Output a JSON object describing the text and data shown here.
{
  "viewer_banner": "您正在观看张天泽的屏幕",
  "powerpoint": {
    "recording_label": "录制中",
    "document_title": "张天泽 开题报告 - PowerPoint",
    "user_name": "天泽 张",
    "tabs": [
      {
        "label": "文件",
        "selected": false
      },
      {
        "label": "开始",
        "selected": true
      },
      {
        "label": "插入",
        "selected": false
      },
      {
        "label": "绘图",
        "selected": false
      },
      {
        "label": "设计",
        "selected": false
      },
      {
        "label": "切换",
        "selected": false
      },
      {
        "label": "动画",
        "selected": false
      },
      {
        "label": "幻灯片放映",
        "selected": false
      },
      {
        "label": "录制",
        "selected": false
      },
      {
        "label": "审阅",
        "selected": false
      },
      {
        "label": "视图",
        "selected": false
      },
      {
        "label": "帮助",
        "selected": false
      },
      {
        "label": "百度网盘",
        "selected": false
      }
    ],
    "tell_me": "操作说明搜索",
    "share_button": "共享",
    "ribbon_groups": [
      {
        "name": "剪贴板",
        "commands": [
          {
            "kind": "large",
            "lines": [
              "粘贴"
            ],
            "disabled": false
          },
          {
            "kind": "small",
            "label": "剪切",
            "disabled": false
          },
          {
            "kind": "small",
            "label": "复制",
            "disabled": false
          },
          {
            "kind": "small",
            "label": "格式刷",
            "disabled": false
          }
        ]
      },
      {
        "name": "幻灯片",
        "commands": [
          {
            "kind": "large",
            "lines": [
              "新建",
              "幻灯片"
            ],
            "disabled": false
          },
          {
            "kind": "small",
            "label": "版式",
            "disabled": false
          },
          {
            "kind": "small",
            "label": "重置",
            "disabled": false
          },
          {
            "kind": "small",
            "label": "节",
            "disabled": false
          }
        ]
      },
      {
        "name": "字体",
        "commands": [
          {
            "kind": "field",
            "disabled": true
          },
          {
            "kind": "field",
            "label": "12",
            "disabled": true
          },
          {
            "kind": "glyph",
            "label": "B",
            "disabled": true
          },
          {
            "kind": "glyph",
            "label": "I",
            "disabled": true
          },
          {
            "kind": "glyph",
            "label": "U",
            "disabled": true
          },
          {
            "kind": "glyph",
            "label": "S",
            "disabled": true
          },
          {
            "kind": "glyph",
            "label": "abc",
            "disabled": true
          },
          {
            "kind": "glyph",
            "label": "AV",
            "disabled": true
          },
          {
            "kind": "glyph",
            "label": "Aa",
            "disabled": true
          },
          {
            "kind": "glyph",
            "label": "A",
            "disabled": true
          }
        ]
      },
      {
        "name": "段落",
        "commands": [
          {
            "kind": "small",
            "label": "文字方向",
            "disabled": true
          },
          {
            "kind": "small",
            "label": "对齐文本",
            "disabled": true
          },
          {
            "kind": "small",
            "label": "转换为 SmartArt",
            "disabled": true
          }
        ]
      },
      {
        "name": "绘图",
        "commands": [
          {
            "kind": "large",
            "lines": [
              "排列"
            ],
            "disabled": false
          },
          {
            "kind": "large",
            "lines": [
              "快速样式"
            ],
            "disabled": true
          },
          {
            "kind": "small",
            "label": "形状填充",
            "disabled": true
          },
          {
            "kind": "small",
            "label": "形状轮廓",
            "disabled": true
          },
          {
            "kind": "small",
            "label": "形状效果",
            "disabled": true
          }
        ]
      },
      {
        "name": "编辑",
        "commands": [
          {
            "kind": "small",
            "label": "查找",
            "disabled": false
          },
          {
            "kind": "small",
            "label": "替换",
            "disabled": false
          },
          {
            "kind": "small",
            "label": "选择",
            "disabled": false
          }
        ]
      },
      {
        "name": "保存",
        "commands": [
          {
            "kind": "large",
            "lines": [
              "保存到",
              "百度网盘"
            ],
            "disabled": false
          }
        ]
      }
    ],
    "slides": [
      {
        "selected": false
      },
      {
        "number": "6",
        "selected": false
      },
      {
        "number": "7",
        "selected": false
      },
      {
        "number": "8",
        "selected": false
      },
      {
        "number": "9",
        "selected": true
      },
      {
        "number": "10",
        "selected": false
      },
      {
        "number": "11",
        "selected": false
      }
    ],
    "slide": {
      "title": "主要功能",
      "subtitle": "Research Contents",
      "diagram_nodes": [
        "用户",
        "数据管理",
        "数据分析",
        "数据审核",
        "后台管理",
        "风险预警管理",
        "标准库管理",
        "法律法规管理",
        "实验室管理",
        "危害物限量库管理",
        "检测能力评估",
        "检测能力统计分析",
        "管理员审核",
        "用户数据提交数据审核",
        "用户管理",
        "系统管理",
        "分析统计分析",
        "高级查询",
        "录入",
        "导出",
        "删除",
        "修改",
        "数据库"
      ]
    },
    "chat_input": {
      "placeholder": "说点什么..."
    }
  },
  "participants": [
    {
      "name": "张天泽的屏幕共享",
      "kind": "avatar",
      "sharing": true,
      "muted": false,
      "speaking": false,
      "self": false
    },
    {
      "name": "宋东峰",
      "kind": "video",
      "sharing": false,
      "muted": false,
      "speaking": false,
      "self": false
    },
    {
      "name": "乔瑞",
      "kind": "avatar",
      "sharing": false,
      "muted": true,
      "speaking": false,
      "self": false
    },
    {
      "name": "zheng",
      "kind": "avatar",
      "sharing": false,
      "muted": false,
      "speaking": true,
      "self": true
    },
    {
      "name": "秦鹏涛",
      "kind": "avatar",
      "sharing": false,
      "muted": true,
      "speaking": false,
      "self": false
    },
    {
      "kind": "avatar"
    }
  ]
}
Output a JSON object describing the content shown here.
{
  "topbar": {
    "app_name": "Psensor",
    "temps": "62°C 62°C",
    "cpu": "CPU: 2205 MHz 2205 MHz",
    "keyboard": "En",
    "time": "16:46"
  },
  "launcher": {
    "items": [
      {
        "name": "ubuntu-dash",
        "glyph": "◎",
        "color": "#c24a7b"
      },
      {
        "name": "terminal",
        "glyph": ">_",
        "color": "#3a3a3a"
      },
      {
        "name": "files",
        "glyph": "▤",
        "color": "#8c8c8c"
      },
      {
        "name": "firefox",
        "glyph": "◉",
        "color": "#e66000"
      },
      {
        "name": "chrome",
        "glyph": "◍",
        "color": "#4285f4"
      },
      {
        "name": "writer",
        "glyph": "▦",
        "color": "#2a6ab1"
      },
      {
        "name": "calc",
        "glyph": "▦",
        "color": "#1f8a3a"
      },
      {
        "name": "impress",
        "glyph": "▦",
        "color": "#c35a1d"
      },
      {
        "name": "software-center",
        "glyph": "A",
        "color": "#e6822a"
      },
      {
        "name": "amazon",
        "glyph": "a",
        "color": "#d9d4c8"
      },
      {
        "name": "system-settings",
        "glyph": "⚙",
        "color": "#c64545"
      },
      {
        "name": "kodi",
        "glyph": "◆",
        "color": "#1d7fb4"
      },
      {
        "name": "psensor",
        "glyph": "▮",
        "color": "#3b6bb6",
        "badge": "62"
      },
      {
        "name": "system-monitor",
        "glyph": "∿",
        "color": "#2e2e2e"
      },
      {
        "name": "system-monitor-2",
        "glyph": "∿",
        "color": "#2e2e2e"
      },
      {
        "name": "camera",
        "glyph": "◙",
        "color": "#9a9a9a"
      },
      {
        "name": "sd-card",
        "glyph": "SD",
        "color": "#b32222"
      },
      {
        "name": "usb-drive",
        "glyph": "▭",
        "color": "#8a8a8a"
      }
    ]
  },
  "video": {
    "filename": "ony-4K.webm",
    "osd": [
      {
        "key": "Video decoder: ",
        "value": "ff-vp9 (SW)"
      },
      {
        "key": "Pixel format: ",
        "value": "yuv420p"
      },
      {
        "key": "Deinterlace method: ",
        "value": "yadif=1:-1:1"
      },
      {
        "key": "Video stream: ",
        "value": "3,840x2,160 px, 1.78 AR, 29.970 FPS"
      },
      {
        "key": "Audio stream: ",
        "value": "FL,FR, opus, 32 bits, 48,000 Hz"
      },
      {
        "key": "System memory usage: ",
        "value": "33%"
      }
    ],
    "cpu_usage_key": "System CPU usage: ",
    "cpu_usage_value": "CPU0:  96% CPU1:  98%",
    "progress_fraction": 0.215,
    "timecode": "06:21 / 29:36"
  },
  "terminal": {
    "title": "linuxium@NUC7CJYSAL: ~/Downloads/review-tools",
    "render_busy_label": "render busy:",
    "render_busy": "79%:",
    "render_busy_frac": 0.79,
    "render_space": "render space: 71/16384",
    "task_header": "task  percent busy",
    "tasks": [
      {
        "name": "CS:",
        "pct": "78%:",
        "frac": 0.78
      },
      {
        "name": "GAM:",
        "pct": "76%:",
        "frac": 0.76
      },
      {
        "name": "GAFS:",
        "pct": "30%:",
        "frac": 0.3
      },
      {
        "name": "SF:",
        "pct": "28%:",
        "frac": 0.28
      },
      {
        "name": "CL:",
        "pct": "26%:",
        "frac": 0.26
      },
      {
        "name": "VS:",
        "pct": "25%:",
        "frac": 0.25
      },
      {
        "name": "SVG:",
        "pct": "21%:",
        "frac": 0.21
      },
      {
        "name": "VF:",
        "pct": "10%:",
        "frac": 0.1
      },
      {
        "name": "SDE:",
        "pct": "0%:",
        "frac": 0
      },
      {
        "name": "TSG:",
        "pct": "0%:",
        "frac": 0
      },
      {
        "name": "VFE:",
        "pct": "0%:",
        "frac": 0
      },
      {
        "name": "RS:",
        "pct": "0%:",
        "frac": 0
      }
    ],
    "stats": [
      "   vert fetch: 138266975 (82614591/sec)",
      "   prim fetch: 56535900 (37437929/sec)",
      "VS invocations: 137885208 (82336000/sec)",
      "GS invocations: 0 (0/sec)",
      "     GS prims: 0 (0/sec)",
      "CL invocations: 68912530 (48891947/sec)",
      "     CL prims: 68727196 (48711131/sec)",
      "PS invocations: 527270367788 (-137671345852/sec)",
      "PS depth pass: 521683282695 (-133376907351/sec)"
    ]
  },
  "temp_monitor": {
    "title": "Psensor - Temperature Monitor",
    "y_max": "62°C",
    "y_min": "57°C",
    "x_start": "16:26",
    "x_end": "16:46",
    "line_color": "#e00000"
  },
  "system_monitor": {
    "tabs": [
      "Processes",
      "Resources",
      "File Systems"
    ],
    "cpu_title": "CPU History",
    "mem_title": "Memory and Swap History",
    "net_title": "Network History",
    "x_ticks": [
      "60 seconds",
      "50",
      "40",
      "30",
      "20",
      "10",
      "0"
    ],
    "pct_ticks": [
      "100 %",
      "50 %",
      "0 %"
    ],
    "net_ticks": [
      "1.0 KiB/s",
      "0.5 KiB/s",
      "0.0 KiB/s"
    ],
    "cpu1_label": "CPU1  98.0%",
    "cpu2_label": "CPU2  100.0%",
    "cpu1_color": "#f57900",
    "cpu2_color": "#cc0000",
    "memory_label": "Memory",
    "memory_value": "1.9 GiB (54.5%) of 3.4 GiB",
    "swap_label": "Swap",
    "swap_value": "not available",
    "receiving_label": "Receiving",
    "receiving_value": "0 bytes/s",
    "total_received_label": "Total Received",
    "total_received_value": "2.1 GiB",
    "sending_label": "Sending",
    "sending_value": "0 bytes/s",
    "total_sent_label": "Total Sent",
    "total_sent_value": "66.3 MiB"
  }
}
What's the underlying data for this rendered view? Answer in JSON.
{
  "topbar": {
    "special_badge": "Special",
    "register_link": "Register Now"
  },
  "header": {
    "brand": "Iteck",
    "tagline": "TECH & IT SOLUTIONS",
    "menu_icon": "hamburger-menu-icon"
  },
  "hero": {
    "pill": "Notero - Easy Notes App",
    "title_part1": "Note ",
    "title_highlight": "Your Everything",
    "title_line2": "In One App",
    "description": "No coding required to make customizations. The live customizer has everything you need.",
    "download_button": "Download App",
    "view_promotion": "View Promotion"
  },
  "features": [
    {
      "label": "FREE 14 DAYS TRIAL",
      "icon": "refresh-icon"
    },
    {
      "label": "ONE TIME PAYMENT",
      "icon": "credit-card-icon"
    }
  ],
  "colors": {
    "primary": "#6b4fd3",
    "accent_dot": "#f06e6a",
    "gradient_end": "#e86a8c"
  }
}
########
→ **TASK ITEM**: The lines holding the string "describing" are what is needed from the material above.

→ **OUTPUT FOR THIS TASK**:
Output a JSON object describing the text and data shown here.
Output a JSON object describing the content shown here.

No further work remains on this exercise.